## Items listed in a dataset
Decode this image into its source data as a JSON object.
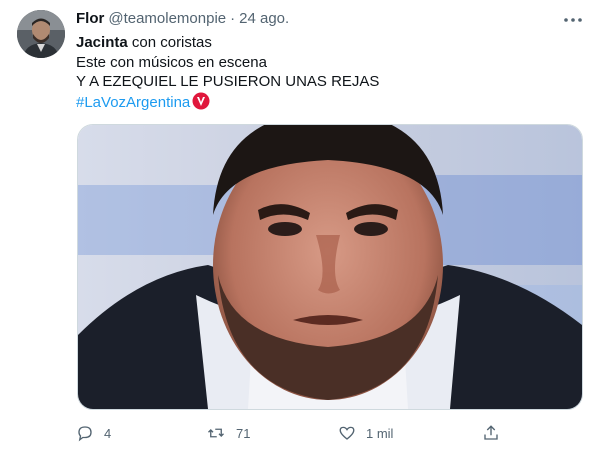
{
  "author": {
    "name": "Flor",
    "handle": "@teamolemonpie",
    "separator": "·",
    "date": "24 ago."
  },
  "tweet": {
    "line1_bold": "Jacinta",
    "line1_rest": " con coristas",
    "line2": "Este con músicos en escena",
    "line3": "Y A EZEQUIEL LE PUSIERON UNAS REJAS",
    "hashtag": "#LaVozArgentina"
  },
  "actions": {
    "replies": "4",
    "retweets": "71",
    "likes": "1 mil"
  },
  "icons": {
    "more": "more-dots-icon",
    "reply": "reply-icon",
    "retweet": "retweet-icon",
    "like": "heart-icon",
    "share": "share-icon",
    "hashflag": "la-voz-hashflag-icon"
  },
  "colors": {
    "link": "#1d9bf0",
    "secondary_text": "#536471",
    "hashflag_red": "#e0173c"
  }
}
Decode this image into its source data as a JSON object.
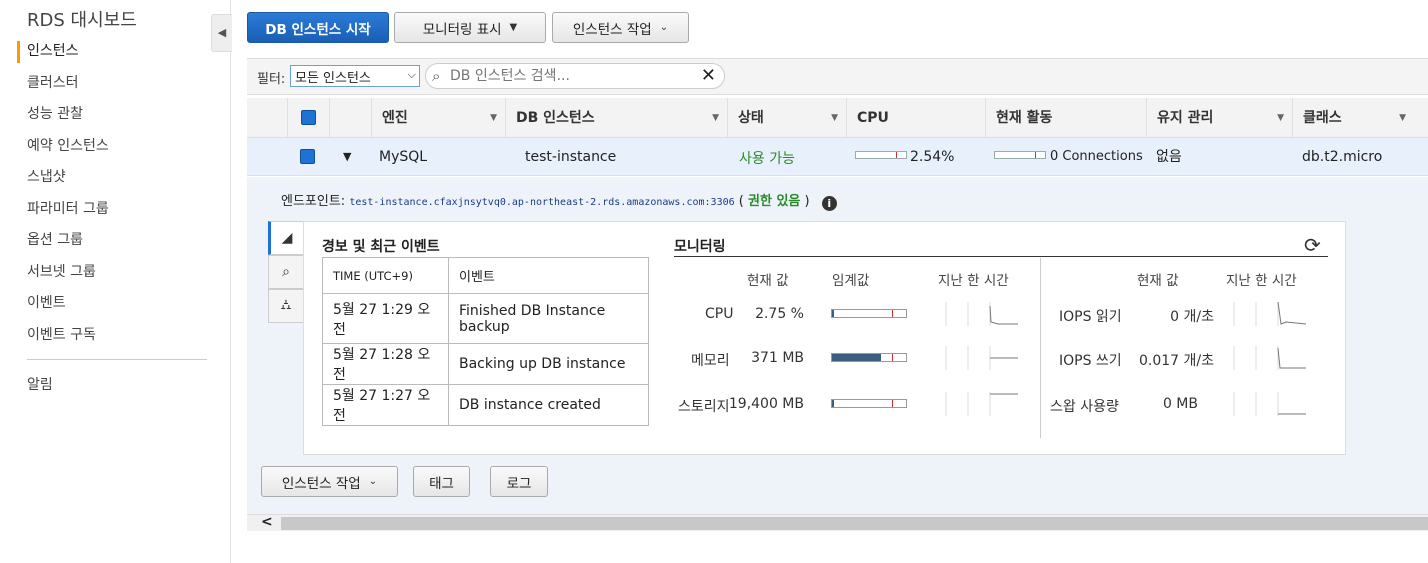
{
  "sidebar": {
    "title": "RDS 대시보드",
    "items": [
      "인스턴스",
      "클러스터",
      "성능 관찰",
      "예약 인스턴스",
      "스냅샷",
      "파라미터 그룹",
      "옵션 그룹",
      "서브넷 그룹",
      "이벤트",
      "이벤트 구독"
    ],
    "extra": "알림"
  },
  "toolbar": {
    "launch": "DB 인스턴스 시작",
    "monitoring": "모니터링 표시",
    "actions": "인스턴스 작업"
  },
  "filter": {
    "label": "필터:",
    "selected": "모든 인스턴스",
    "search_placeholder": "DB 인스턴스 검색..."
  },
  "table": {
    "columns": [
      "엔진",
      "DB 인스턴스",
      "상태",
      "CPU",
      "현재 활동",
      "유지 관리",
      "클래스"
    ],
    "row": {
      "engine": "MySQL",
      "instance": "test-instance",
      "status": "사용 가능",
      "cpu": "2.54%",
      "cpu_fraction": 0.0254,
      "activity": "0 Connections",
      "maintenance": "없음",
      "class": "db.t2.micro",
      "status_color": "#2a8a2a"
    }
  },
  "detail": {
    "endpoint_label": "엔드포인트:",
    "endpoint_value": "test-instance.cfaxjnsytvq0.ap-northeast-2.rds.amazonaws.com:3306",
    "endpoint_paren_open": "(",
    "endpoint_grant": "권한 있음",
    "endpoint_paren_close": ")",
    "events": {
      "title": "경보 및 최근 이벤트",
      "col_time": "TIME (UTC+9)",
      "col_event": "이벤트",
      "rows": [
        {
          "time": "5월 27 1:29 오전",
          "event": "Finished DB Instance backup"
        },
        {
          "time": "5월 27 1:28 오전",
          "event": "Backing up DB instance"
        },
        {
          "time": "5월 27 1:27 오전",
          "event": "DB instance created"
        }
      ]
    },
    "monitoring": {
      "title": "모니터링",
      "headers": {
        "current": "현재 값",
        "threshold": "임계값",
        "last_hour": "지난 한 시간"
      },
      "left": [
        {
          "label": "CPU",
          "value": "2.75 %",
          "fraction": 0.03
        },
        {
          "label": "메모리",
          "value": "371 MB",
          "fraction": 0.66
        },
        {
          "label": "스토리지",
          "value": "19,400 MB",
          "fraction": 0.03
        }
      ],
      "right": [
        {
          "label": "IOPS 읽기",
          "value": "0 개/초"
        },
        {
          "label": "IOPS 쓰기",
          "value": "0.017 개/초"
        },
        {
          "label": "스왑 사용량",
          "value": "0 MB"
        }
      ]
    }
  },
  "bottom": {
    "actions": "인스턴스 작업",
    "tags": "태그",
    "logs": "로그"
  }
}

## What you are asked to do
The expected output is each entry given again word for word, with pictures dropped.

## Response area
Decode this image into its source data as a JSON object.
{
  "author": {
    "name": "Flor",
    "handle": "@teamolemonpie",
    "separator": "·",
    "date": "24 ago."
  },
  "tweet": {
    "line1_bold": "Jacinta",
    "line1_rest": " con coristas",
    "line2": "Este con músicos en escena",
    "line3": "Y A EZEQUIEL LE PUSIERON UNAS REJAS",
    "hashtag": "#LaVozArgentina"
  },
  "actions": {
    "replies": "4",
    "retweets": "71",
    "likes": "1 mil"
  },
  "icons": {
    "more": "more-dots-icon",
    "reply": "reply-icon",
    "retweet": "retweet-icon",
    "like": "heart-icon",
    "share": "share-icon",
    "hashflag": "la-voz-hashflag-icon"
  },
  "colors": {
    "link": "#1d9bf0",
    "secondary_text": "#536471",
    "hashflag_red": "#e0173c"
  }
}
Decode this image into its source data as a JSON object.
{
  "sidebar": {
    "title": "RDS 대시보드",
    "items": [
      "인스턴스",
      "클러스터",
      "성능 관찰",
      "예약 인스턴스",
      "스냅샷",
      "파라미터 그룹",
      "옵션 그룹",
      "서브넷 그룹",
      "이벤트",
      "이벤트 구독"
    ],
    "extra": "알림"
  },
  "toolbar": {
    "launch": "DB 인스턴스 시작",
    "monitoring": "모니터링 표시",
    "actions": "인스턴스 작업"
  },
  "filter": {
    "label": "필터:",
    "selected": "모든 인스턴스",
    "search_placeholder": "DB 인스턴스 검색..."
  },
  "table": {
    "columns": [
      "엔진",
      "DB 인스턴스",
      "상태",
      "CPU",
      "현재 활동",
      "유지 관리",
      "클래스"
    ],
    "row": {
      "engine": "MySQL",
      "instance": "test-instance",
      "status": "사용 가능",
      "cpu": "2.54%",
      "cpu_fraction": 0.0254,
      "activity": "0 Connections",
      "maintenance": "없음",
      "class": "db.t2.micro",
      "status_color": "#2a8a2a"
    }
  },
  "detail": {
    "endpoint_label": "엔드포인트:",
    "endpoint_value": "test-instance.cfaxjnsytvq0.ap-northeast-2.rds.amazonaws.com:3306",
    "endpoint_paren_open": "(",
    "endpoint_grant": "권한 있음",
    "endpoint_paren_close": ")",
    "events": {
      "title": "경보 및 최근 이벤트",
      "col_time": "TIME (UTC+9)",
      "col_event": "이벤트",
      "rows": [
        {
          "time": "5월 27 1:29 오전",
          "event": "Finished DB Instance backup"
        },
        {
          "time": "5월 27 1:28 오전",
          "event": "Backing up DB instance"
        },
        {
          "time": "5월 27 1:27 오전",
          "event": "DB instance created"
        }
      ]
    },
    "monitoring": {
      "title": "모니터링",
      "headers": {
        "current": "현재 값",
        "threshold": "임계값",
        "last_hour": "지난 한 시간"
      },
      "left": [
        {
          "label": "CPU",
          "value": "2.75 %",
          "fraction": 0.03
        },
        {
          "label": "메모리",
          "value": "371 MB",
          "fraction": 0.66
        },
        {
          "label": "스토리지",
          "value": "19,400 MB",
          "fraction": 0.03
        }
      ],
      "right": [
        {
          "label": "IOPS 읽기",
          "value": "0 개/초"
        },
        {
          "label": "IOPS 쓰기",
          "value": "0.017 개/초"
        },
        {
          "label": "스왑 사용량",
          "value": "0 MB"
        }
      ]
    }
  },
  "bottom": {
    "actions": "인스턴스 작업",
    "tags": "태그",
    "logs": "로그"
  }
}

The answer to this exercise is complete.